Available records: Begin

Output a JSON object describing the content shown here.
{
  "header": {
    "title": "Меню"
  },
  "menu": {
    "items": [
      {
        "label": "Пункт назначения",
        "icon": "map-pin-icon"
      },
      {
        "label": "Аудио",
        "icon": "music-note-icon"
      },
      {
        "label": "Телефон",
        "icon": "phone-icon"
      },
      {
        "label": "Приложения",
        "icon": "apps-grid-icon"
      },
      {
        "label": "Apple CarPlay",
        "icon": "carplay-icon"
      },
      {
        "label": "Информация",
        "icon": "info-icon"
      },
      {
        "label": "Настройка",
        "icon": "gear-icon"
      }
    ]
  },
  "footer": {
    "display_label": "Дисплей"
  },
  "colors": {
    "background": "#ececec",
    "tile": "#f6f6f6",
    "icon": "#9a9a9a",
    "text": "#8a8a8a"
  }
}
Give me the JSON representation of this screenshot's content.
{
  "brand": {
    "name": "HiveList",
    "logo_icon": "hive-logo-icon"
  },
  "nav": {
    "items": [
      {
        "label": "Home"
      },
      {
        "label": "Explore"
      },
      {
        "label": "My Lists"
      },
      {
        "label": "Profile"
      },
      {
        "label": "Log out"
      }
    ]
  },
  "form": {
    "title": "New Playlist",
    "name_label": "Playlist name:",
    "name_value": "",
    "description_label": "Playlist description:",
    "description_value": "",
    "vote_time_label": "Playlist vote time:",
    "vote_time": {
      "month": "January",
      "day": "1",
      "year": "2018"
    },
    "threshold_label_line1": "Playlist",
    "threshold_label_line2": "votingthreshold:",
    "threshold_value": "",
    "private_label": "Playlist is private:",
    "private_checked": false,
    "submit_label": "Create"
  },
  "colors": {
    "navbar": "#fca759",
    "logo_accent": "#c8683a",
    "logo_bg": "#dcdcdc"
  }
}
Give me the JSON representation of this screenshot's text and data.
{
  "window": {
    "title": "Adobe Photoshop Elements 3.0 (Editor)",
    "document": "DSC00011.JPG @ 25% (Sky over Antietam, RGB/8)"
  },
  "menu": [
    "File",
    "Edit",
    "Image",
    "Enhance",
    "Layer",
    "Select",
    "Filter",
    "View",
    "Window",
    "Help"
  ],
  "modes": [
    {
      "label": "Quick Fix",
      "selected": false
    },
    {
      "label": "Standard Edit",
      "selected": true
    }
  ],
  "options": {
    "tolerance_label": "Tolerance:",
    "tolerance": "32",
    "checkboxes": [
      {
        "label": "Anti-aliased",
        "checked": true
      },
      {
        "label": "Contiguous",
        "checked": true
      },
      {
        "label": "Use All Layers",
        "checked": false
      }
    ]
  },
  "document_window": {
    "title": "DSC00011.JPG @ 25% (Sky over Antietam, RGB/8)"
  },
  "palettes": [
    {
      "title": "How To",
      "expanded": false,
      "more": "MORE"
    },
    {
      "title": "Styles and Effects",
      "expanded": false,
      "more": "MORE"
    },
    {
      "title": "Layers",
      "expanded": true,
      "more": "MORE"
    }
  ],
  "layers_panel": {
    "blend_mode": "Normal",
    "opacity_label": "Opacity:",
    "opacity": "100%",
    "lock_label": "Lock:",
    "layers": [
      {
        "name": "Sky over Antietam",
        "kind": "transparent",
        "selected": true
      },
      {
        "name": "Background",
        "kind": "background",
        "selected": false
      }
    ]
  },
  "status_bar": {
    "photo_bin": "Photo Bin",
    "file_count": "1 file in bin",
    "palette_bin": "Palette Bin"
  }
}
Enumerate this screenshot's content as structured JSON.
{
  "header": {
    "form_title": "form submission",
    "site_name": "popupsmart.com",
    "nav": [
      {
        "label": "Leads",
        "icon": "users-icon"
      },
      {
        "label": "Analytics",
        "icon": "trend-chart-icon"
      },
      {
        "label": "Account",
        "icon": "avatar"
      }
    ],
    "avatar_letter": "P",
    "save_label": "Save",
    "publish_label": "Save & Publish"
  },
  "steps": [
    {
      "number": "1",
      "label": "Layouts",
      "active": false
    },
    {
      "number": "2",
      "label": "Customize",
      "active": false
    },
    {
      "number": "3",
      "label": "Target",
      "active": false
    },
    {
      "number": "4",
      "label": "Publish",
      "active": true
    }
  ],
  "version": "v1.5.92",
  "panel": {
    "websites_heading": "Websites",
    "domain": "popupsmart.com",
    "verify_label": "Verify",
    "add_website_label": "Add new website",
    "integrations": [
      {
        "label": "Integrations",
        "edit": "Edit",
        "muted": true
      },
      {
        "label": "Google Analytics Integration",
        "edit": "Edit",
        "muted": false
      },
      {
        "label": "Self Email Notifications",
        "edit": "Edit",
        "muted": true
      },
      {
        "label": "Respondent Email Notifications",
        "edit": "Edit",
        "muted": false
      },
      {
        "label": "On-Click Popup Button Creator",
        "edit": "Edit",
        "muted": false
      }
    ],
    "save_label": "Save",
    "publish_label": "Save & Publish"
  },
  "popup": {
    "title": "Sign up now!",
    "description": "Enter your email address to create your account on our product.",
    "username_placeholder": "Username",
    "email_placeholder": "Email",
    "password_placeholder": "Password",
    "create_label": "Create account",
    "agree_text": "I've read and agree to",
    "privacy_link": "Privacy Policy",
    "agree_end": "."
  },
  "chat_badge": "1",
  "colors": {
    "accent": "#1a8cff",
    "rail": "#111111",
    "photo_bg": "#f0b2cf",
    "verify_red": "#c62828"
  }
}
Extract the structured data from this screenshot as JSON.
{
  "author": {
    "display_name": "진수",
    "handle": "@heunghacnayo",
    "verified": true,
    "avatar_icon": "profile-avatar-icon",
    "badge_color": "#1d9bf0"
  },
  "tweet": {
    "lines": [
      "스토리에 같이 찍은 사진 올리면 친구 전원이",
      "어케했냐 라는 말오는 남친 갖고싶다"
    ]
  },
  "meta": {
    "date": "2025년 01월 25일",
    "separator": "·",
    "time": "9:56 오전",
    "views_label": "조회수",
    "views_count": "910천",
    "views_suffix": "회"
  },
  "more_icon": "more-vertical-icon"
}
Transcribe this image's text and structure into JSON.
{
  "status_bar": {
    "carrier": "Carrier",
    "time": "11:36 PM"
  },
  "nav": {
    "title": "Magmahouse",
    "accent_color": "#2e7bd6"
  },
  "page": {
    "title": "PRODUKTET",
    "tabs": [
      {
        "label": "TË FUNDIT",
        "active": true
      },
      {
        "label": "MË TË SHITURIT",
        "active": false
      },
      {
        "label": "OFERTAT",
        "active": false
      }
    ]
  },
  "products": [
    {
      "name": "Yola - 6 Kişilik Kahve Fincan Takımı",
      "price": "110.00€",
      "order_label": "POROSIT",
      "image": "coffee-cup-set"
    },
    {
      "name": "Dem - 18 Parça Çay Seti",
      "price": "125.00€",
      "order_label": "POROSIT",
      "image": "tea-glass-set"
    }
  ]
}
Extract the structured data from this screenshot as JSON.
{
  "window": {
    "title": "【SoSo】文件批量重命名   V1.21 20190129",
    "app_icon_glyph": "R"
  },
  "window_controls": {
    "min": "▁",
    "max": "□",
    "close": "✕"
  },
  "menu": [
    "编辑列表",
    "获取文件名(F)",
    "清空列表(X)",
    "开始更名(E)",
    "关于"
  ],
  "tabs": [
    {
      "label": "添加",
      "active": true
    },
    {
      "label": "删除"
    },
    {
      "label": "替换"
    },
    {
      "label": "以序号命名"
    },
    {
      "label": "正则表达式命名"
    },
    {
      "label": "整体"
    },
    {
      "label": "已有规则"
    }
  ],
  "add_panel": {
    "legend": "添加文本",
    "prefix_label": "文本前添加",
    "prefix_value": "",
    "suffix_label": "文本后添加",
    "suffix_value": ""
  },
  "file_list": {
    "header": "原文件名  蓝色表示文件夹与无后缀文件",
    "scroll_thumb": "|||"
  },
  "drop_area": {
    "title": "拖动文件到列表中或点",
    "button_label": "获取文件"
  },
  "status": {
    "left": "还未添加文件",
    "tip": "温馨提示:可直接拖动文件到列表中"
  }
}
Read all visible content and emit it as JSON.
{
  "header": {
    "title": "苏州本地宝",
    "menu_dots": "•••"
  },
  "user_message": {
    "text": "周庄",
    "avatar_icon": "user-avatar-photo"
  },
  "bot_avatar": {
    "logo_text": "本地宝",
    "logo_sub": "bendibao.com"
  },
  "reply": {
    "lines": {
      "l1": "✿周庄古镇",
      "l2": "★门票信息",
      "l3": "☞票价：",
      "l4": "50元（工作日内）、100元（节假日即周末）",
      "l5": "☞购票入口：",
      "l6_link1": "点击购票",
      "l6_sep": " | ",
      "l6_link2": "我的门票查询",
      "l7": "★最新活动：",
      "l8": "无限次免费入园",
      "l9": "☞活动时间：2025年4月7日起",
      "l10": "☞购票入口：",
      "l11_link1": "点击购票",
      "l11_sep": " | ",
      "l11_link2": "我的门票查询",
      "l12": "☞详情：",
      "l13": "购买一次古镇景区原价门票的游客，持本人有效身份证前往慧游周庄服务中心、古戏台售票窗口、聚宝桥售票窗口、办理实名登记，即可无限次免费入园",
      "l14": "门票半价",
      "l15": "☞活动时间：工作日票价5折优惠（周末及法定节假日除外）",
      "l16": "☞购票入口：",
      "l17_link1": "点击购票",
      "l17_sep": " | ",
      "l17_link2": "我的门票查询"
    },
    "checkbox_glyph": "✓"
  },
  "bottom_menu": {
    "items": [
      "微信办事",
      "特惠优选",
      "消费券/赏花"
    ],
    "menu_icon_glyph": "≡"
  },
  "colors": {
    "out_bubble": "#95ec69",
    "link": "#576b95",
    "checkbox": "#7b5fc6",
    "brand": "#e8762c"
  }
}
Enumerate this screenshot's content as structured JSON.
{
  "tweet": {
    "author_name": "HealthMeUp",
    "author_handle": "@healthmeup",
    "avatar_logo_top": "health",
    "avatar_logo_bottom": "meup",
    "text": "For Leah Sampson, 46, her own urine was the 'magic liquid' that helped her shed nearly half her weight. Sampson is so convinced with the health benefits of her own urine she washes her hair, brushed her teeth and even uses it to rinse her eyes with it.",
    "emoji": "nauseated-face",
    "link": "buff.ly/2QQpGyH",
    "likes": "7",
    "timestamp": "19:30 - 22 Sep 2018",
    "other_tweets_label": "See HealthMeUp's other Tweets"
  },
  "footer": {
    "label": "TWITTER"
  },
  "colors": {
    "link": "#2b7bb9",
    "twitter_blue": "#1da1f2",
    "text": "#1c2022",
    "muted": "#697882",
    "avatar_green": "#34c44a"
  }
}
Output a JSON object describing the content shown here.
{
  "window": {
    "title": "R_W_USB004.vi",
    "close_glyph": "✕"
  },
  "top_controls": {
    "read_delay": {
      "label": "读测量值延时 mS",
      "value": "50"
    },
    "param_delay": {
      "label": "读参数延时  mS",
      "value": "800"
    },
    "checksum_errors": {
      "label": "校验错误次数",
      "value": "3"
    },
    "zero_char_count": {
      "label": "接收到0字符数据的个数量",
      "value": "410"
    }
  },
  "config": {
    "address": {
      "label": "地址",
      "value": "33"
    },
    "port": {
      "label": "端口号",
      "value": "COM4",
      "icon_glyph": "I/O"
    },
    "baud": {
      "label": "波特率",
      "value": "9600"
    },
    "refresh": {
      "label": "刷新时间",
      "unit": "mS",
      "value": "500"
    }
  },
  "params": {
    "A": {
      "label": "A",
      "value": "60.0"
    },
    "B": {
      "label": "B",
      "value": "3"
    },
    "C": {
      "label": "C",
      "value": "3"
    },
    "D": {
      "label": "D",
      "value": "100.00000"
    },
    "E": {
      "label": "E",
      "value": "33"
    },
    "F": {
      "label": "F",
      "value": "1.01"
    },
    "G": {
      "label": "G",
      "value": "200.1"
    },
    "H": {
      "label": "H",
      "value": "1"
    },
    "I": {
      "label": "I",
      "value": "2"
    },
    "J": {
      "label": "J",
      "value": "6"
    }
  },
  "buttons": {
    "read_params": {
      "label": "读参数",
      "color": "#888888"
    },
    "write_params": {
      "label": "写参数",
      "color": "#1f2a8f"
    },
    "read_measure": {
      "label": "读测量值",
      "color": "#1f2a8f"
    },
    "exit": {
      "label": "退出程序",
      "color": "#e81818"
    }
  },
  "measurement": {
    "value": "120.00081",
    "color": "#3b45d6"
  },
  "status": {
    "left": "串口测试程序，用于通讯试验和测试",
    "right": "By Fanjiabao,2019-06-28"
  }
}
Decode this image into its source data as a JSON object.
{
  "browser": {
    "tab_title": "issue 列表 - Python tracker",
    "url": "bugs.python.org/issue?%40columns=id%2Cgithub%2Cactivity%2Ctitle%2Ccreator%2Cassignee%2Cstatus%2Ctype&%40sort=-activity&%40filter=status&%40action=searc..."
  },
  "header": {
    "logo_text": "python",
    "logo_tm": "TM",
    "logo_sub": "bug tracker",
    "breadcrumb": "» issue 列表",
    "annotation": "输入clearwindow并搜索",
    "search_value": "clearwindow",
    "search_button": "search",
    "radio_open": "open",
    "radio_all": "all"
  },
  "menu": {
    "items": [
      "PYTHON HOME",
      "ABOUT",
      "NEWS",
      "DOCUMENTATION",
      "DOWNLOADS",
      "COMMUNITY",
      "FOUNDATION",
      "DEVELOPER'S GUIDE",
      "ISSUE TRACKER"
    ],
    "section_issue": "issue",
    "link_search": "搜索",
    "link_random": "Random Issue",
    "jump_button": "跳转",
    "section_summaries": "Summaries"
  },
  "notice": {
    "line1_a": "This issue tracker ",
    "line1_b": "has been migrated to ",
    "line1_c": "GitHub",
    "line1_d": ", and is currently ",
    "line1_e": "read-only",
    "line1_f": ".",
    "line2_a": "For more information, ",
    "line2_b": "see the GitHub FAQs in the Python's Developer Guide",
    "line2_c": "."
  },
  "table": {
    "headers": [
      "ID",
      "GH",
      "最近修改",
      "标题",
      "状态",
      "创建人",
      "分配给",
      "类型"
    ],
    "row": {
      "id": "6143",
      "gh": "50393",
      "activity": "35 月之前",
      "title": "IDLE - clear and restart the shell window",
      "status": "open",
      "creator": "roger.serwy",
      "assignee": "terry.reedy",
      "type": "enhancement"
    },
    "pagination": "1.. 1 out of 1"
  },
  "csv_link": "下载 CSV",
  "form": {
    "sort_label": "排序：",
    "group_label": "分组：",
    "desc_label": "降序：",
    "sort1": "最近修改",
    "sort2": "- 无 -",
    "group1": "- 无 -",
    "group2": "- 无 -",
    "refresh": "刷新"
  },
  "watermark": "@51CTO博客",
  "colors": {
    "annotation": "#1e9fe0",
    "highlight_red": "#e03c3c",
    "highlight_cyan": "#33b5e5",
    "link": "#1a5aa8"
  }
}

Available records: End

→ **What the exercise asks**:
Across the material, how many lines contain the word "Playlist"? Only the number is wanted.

→ **Answer section**:
6